Zip Code data reported by DHEC showed the Loris area with 78 confirmed COVID cases, one more than Wednesday, Green Sea with five, unchanged from recent days.
Statewide there have been 10,788 positive tests returned for COVID-19 in South Carolina, up by 165 from Wednesday; with 470 related deaths, that number up by four from Wednesday.
Stroke can be a big COVID risk
COVID-19 may be especially worrying for anyone who has experienced a stroke or heart disease, and for good reason, a McLeod Health news release says.
“Early data from medical experts indicate that people who have suffered a stroke, heart condition, or vascular disease may be at a higher risk of complications if they are infected with COVID-19,” the news release said. “To protect yourself from exposure to the virus, frequent handwashing is essential. Avoid touching your face as much as possible and clean high-touch surfaces frequently with regular household cleaners.
Anyone who has had a stroke, or with heart or vascular disease, should heed social distancing advice.
“Remember to stay at least six feet away from others,” the news release said. “Wear a mask or cloth face covering when out in public where it is difficult to social distance.
“Continue to take all medications as prescribed. There have been many false reports that some medications may increase the risk of COVID-19. There is no scientific evidence to suggest this is true.

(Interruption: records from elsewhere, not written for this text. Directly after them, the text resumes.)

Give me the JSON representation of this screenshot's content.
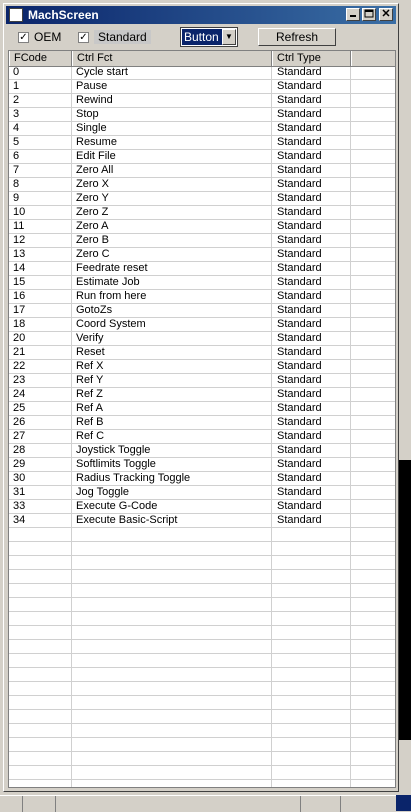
{
  "window": {
    "title": "MachScreen"
  },
  "toolbar": {
    "oem_label": "OEM",
    "oem_checked": "✓",
    "standard_label": "Standard",
    "standard_checked": "✓",
    "select_value": "Button",
    "select_arrow": "▼",
    "refresh_label": "Refresh"
  },
  "table": {
    "headers": [
      "FCode",
      "Ctrl Fct",
      "Ctrl Type"
    ],
    "rows": [
      [
        "0",
        "Cycle start",
        "Standard"
      ],
      [
        "1",
        "Pause",
        "Standard"
      ],
      [
        "2",
        "Rewind",
        "Standard"
      ],
      [
        "3",
        "Stop",
        "Standard"
      ],
      [
        "4",
        "Single",
        "Standard"
      ],
      [
        "5",
        "Resume",
        "Standard"
      ],
      [
        "6",
        "Edit File",
        "Standard"
      ],
      [
        "7",
        "Zero All",
        "Standard"
      ],
      [
        "8",
        "Zero X",
        "Standard"
      ],
      [
        "9",
        "Zero Y",
        "Standard"
      ],
      [
        "10",
        "Zero Z",
        "Standard"
      ],
      [
        "11",
        "Zero A",
        "Standard"
      ],
      [
        "12",
        "Zero B",
        "Standard"
      ],
      [
        "13",
        "Zero C",
        "Standard"
      ],
      [
        "14",
        "Feedrate reset",
        "Standard"
      ],
      [
        "15",
        "Estimate Job",
        "Standard"
      ],
      [
        "16",
        "Run from here",
        "Standard"
      ],
      [
        "17",
        "GotoZs",
        "Standard"
      ],
      [
        "18",
        "Coord System",
        "Standard"
      ],
      [
        "20",
        "Verify",
        "Standard"
      ],
      [
        "21",
        "Reset",
        "Standard"
      ],
      [
        "22",
        "Ref X",
        "Standard"
      ],
      [
        "23",
        "Ref Y",
        "Standard"
      ],
      [
        "24",
        "Ref Z",
        "Standard"
      ],
      [
        "25",
        "Ref A",
        "Standard"
      ],
      [
        "26",
        "Ref B",
        "Standard"
      ],
      [
        "27",
        "Ref C",
        "Standard"
      ],
      [
        "28",
        "Joystick Toggle",
        "Standard"
      ],
      [
        "29",
        "Softlimits Toggle",
        "Standard"
      ],
      [
        "30",
        "Radius Tracking Toggle",
        "Standard"
      ],
      [
        "31",
        "Jog Toggle",
        "Standard"
      ],
      [
        "33",
        "Execute G-Code",
        "Standard"
      ],
      [
        "34",
        "Execute Basic-Script",
        "Standard"
      ]
    ]
  },
  "colors": {
    "titlebar_start": "#0a246a",
    "titlebar_end": "#3a6ea5",
    "face": "#d4d0c8",
    "selection": "#0a246a"
  }
}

Stopping your prescribed medications may make you feel worse and require you to seek medical attention.”
Heed the warning signs: “For anyone who experiences the signs of a stroke or heart attack call 9-1-1 immediately,” said vascular surgeon Dr. Joshua Sibille with McLeod Vascular Associates. “Don’t be afraid to seek medical help. Emergency Departments are still able to safely care for all types of patients. Getting care as soon as possible improves the chance of survival.”
Every minute counts for stroke patients and acting F.A.S.T. can lead patients to the stroke treatments they desperately need, the experts say. The most effective stroke treatments are only available if the stroke is recognized and diagnosed within the first three hours of the first symptoms.

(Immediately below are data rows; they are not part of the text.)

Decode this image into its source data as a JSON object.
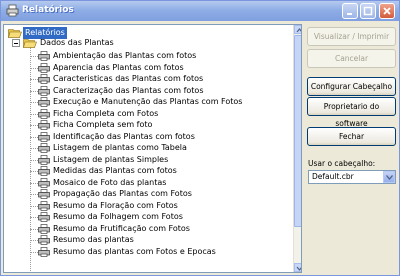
{
  "window": {
    "title": "Relatórios"
  },
  "tree": {
    "root_label": "Relatórios",
    "group_label": "Dados das Plantas",
    "items": [
      "Ambientação das Plantas com fotos",
      "Aparencia das Plantas com fotos",
      "Caracteristicas das Plantas com fotos",
      "Caracterização das Plantas com fotos",
      "Execução e Manutenção das Plantas com Fotos",
      "Ficha Completa com Fotos",
      "Ficha Completa sem foto",
      "Identificação das Plantas com fotos",
      "Listagem de plantas como Tabela",
      "Listagem de plantas Simples",
      "Medidas das Plantas com fotos",
      "Mosaico de Foto das plantas",
      "Propagação das Plantas com Fotos",
      "Resumo da Floração com Fotos",
      "Resumo da Folhagem com Fotos",
      "Resumo da Frutificação com Fotos",
      "Resumo das plantas",
      "Resumo das plantas com Fotos e Epocas"
    ]
  },
  "buttons": {
    "view_print": "Visualizar / Imprimir",
    "cancel": "Cancelar",
    "configure_header": "Configurar Cabeçalho",
    "software_owner": "Proprietario do software",
    "close": "Fechar"
  },
  "header_select": {
    "label": "Usar o cabeçalho:",
    "value": "Default.cbr"
  }
}
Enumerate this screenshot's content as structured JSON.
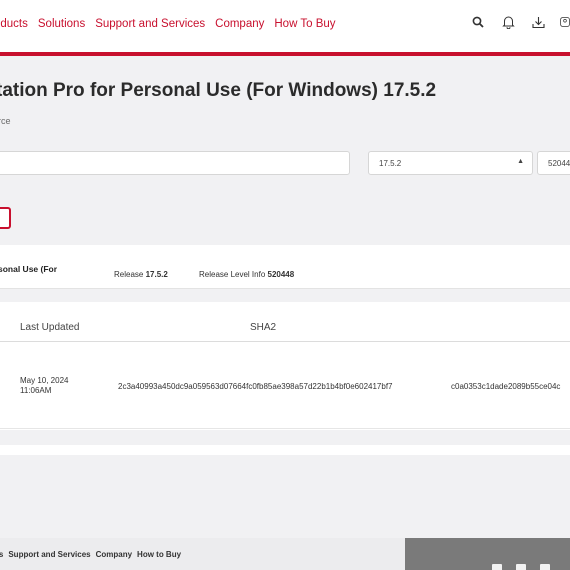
{
  "nav": {
    "links": [
      "oducts",
      "Solutions",
      "Support and Services",
      "Company",
      "How To Buy"
    ],
    "icons": [
      "search-icon",
      "bell-icon",
      "download-icon",
      "user-icon"
    ]
  },
  "colors": {
    "brand": "#c8102e",
    "background": "#f1f1f3"
  },
  "page": {
    "title": "tation Pro for Personal Use (For Windows) 17.5.2",
    "subtitle": "rce"
  },
  "filters": {
    "search_placeholder": "",
    "version_value": "17.5.2",
    "build_value": "52044",
    "chip_label": ")"
  },
  "product_info": {
    "name": "sonal Use (For",
    "release_label": "Release",
    "release_value": "17.5.2",
    "level_label": "Release Level Info",
    "level_value": "520448"
  },
  "table": {
    "headers": [
      "Last Updated",
      "SHA2"
    ],
    "rows": [
      {
        "last_updated": "May 10, 2024\n11:06AM",
        "sha2": "2c3a40993a450dc9a059563d07664fc0fb85ae398a57d22b1b4bf0e602417bf7",
        "extra": "c0a0353c1dade2089b55ce04c"
      }
    ]
  },
  "footer": {
    "links": [
      "ns",
      "Support and Services",
      "Company",
      "How to Buy"
    ]
  }
}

Many people are not aware that stroke patients may not be eligible for stroke treatments if they arrive at the hospital after the three-hour window.

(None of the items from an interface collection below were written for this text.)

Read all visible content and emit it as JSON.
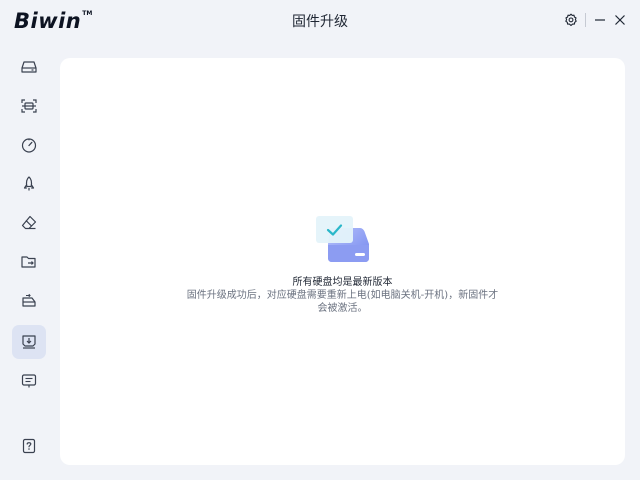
{
  "app": {
    "brand": "Biwin",
    "trademark": "TM",
    "title": "固件升级"
  },
  "window_controls": [
    {
      "name": "settings-button",
      "icon": "gear-icon"
    },
    {
      "name": "minimize-button",
      "icon": "minimize-icon"
    },
    {
      "name": "close-button",
      "icon": "close-icon"
    }
  ],
  "sidebar": {
    "items": [
      {
        "name": "drive-overview",
        "icon": "hard-drive-icon",
        "active": false
      },
      {
        "name": "scan",
        "icon": "scan-icon",
        "active": false
      },
      {
        "name": "speed-test",
        "icon": "speedometer-icon",
        "active": false
      },
      {
        "name": "boost",
        "icon": "rocket-icon",
        "active": false
      },
      {
        "name": "secure-erase",
        "icon": "eraser-icon",
        "active": false
      },
      {
        "name": "data-migration",
        "icon": "folder-transfer-icon",
        "active": false
      },
      {
        "name": "drive-clone",
        "icon": "drive-arrow-icon",
        "active": false
      },
      {
        "name": "firmware-upgrade",
        "icon": "firmware-icon",
        "active": true
      },
      {
        "name": "messages",
        "icon": "message-icon",
        "active": false
      },
      {
        "name": "help",
        "icon": "help-icon",
        "active": false
      }
    ]
  },
  "main": {
    "status_icon": "drive-check-icon",
    "status_title": "所有硬盘均是最新版本",
    "status_description": "固件升级成功后，对应硬盘需要重新上电(如电脑关机-开机)，新固件才会被激活。"
  },
  "colors": {
    "background": "#f1f3f8",
    "panel": "#ffffff",
    "active_nav": "#dde3f3",
    "accent": "#7d8ff0",
    "check": "#2ab7c9"
  }
}
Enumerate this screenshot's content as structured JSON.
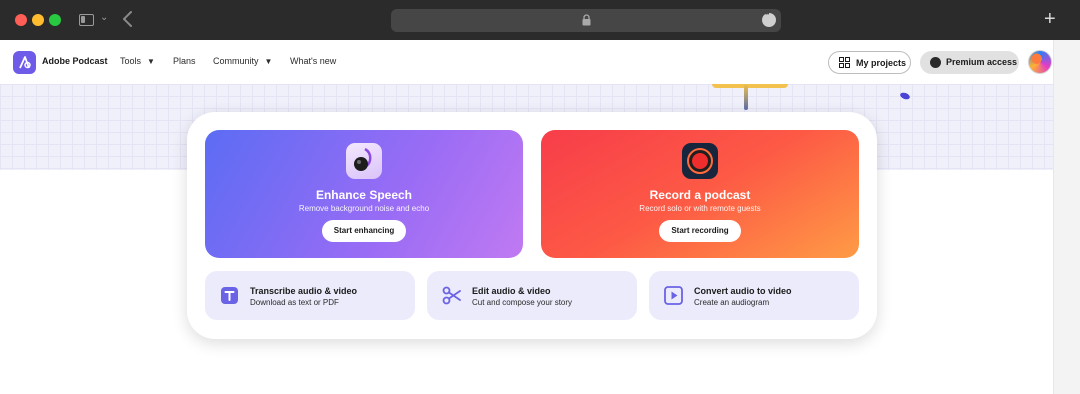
{
  "colors": {
    "brand": "#6e5be8",
    "enhance_gradient": [
      "#5c6cf4",
      "#c07af2"
    ],
    "record_gradient": [
      "#f73d4a",
      "#fe9b45"
    ],
    "small_card_bg": "#ebebfb"
  },
  "header": {
    "brand": "Adobe Podcast",
    "nav": {
      "tools": "Tools",
      "plans": "Plans",
      "community": "Community",
      "whats_new": "What's new"
    },
    "my_projects": "My projects",
    "premium": "Premium access"
  },
  "cards": {
    "enhance": {
      "title": "Enhance Speech",
      "subtitle": "Remove background noise and echo",
      "button": "Start enhancing",
      "icon": "enhance-speech-icon"
    },
    "record": {
      "title": "Record a podcast",
      "subtitle": "Record solo or with remote guests",
      "button": "Start recording",
      "icon": "record-icon"
    }
  },
  "tools": [
    {
      "title": "Transcribe audio & video",
      "subtitle": "Download as text or PDF",
      "icon": "transcribe-icon"
    },
    {
      "title": "Edit audio & video",
      "subtitle": "Cut and compose your story",
      "icon": "scissors-icon"
    },
    {
      "title": "Convert audio to video",
      "subtitle": "Create an audiogram",
      "icon": "play-icon"
    }
  ]
}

If you think someone may be having a stroke, act F.A.S.T. and do this simple test:
- F-FACE: Ask the person to smile. Does one side of the face droop?
- A-ARMS: Ask the person to raise both arms. Does one arm drift downward?
- S-SPEECH: Ask the person to repeat a simple phrase. Is their speech slurred or strange?
- T-TIME: If you observe any of these signs, call 9-1-1 immediately.
A short quiz designed to test stroke knowledge is available here.
Look for continuing coverage on local impacts from the coronavirus COVID-19 outbreak here and in the Tabor-Loris Tribune in print and online.